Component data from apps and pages
################

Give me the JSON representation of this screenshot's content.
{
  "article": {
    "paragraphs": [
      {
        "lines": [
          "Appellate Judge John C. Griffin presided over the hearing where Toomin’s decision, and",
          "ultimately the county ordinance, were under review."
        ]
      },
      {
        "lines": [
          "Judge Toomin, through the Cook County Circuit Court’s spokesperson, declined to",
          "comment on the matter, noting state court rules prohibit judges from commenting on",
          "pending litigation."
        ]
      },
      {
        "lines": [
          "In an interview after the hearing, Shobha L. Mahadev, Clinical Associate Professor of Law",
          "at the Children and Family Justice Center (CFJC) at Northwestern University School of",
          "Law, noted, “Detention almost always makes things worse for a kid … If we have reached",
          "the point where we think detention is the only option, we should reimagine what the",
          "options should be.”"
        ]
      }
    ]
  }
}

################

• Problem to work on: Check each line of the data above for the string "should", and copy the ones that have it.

• Answer section:
          "the point where we think detention is the only option, we should reimagine what the",
          "options should be.”"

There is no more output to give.